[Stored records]
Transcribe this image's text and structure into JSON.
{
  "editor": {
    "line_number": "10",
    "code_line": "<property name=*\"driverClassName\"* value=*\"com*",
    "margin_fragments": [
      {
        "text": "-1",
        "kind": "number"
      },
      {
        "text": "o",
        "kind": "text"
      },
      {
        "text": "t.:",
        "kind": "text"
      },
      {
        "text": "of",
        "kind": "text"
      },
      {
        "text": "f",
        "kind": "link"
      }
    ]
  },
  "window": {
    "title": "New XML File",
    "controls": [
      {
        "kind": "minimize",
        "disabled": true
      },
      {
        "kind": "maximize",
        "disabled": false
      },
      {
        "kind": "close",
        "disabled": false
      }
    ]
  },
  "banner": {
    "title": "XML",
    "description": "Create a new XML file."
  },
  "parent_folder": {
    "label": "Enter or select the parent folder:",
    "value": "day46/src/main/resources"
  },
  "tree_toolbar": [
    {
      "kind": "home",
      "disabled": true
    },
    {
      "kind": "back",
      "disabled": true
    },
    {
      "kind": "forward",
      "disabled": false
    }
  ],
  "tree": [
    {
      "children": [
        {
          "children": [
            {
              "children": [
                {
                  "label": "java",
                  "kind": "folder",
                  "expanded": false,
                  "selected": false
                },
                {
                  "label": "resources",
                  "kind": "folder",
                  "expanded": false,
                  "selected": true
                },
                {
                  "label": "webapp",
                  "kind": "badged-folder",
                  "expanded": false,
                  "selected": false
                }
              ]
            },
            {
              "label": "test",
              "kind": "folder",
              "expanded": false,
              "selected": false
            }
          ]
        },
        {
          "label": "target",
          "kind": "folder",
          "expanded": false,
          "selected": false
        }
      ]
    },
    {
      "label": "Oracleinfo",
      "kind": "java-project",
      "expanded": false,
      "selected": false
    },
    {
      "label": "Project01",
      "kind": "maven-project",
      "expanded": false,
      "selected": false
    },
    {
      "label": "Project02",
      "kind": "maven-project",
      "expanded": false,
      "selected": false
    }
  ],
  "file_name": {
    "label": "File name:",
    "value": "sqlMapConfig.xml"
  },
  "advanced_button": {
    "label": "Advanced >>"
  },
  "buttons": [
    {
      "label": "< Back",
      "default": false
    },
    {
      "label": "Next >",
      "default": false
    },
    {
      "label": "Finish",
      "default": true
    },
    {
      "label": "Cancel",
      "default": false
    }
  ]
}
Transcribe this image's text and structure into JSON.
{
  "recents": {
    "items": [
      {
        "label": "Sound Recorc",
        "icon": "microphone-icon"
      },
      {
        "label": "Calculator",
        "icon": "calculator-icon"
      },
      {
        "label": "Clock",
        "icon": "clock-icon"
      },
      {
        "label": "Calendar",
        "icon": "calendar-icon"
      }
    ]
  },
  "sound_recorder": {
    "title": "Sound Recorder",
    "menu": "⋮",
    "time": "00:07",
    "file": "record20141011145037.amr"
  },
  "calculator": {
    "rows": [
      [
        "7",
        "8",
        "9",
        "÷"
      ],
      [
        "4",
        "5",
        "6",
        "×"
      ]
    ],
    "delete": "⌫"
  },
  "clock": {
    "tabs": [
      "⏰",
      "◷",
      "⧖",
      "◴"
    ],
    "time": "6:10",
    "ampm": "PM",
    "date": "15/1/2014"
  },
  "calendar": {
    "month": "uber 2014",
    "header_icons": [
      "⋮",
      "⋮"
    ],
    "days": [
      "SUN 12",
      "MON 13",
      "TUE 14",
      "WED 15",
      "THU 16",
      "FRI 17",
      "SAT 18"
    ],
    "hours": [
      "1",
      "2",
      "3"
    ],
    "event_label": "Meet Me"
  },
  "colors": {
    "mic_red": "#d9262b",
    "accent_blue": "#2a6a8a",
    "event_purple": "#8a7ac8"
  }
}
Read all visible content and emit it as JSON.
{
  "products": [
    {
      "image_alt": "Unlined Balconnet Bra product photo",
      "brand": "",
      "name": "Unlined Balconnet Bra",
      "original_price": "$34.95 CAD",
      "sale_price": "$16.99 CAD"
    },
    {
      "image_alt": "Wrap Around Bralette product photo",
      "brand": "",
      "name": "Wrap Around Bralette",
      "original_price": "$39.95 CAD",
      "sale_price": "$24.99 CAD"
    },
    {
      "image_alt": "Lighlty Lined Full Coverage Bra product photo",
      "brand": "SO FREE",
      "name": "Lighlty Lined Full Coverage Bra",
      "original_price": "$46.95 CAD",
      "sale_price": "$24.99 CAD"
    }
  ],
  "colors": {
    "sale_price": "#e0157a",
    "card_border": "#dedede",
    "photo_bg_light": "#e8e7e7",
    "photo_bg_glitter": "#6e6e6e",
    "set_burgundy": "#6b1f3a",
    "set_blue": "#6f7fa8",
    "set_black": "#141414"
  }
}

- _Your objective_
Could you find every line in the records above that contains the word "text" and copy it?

- _Response below_
Transcribe this image's text and structure into JSON.
        "text": "-1",
        "text": "o",
        "kind": "text"
        "text": "t.:",
        "kind": "text"
        "text": "of",
        "kind": "text"
        "text": "f",
Transcribe this image's text and structure into JSON.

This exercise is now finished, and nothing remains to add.